Bank of Ireland has reported a 17% increase in operating profit - pre-impairment - to the end of September compared to the same period in 2019, pre-Covid.

In a trading update today, the lender said that it had seen continued recovery of business activity, supported by a more positive economic environment and outlook.

"The continued improvement in our performance in the third quarter is reflected by higher income, lower costs and an increase in capital," it added.

Bank of Ireland said it was progressing two deals with KBC Bank Ireland and Davy Stockbrokers, having reached a binding agreement with KBC earlier this month.

It said that both of these deals are set to complete in 2022, subject to regulatory and competition authority approvals.

"Both transactions support our business growth strategy and are financially transformative, supporting our target to deliver a ROTE in excess of 10% in the medium term," the bank added.

Bank of Ireland said its net interest income is 2% higher in the 9 months to September compared to the same time last year.

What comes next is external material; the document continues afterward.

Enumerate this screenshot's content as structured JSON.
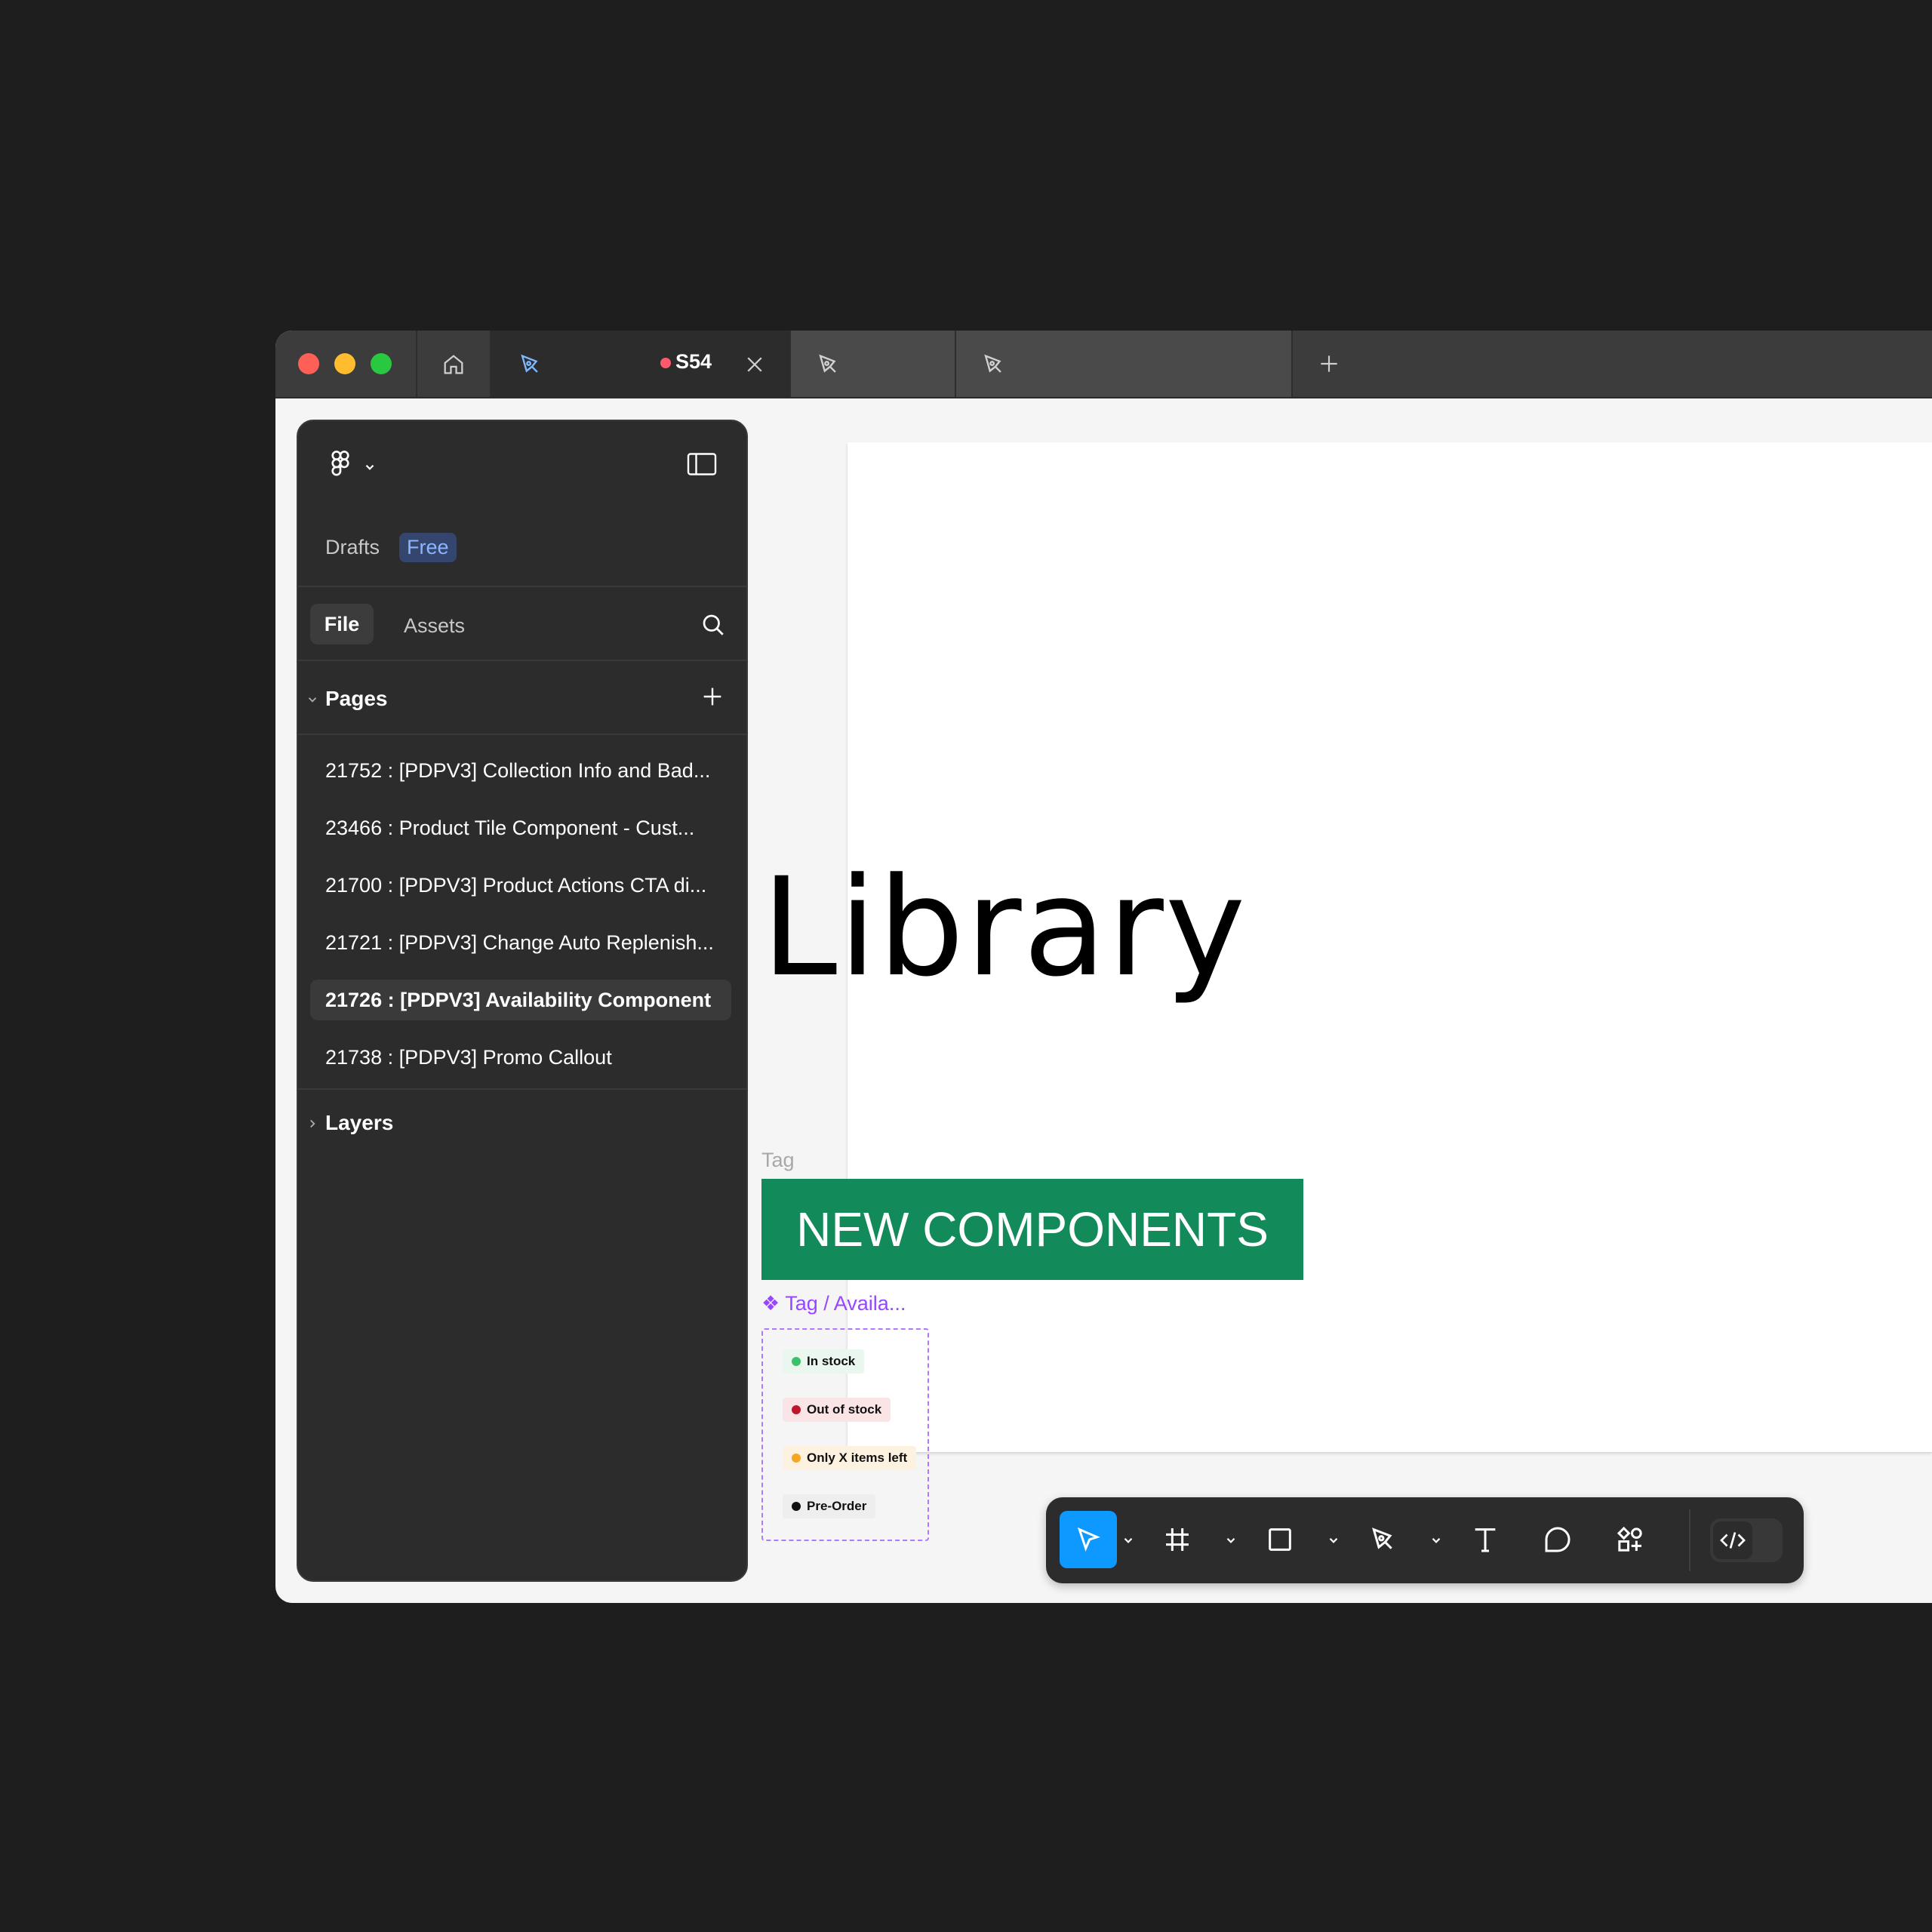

It said this reflected reduced funding costs and the increased application of negative interest rates on certain deposits.

The lender noted that the application of negative interest rates is helping to partially offset the low interest rate environment that continues to impact on liquid assets and structural hedges.

Customer loan volumes were stable at €76.7 billion at the end of September, while the bank posted net lending growth of €0.7 billion in Retail Ireland and Corporate.

New lending, excluding revolving credit facilities and on a constant currency basis, increased 7% in the nine month period compared to the same time in 2020.

Customer deposits stood €91.3 billion at the end of September, the bank said.

Bank of Ireland CEO Francesca McDonagh

"Our ambition as a National Champion Bank is to continue to support the economic recovery in our home market through accessible, responsible and sustainable lending, and in particular to support an increase in home building and buying in Ireland over the coming years," Bank of Ireland chief executive Francesca McDonagh said in today's trading update.

"In the nine months to end-September 2021 our green mortgage lending in Ireland has increased nearly 30% versus the same period in 2020. We recently announced improvements to our green mortgage range and we will continue to focus on our ESG commitments and play our part in supporting the green transition," Ms McDonagh added.

She also said that the third quarter marked an important moment in normalising the relationship between the Irish State and Bank of Ireland, with the Department of Finance progressing its sell down of the State shareholding in the Group, now down to less than 10%.

"This is a positive development - for Irish taxpayers, the Irish economy, and Bank of Ireland," she added.

Bank of Ireland shares were higher in Dublin trade today.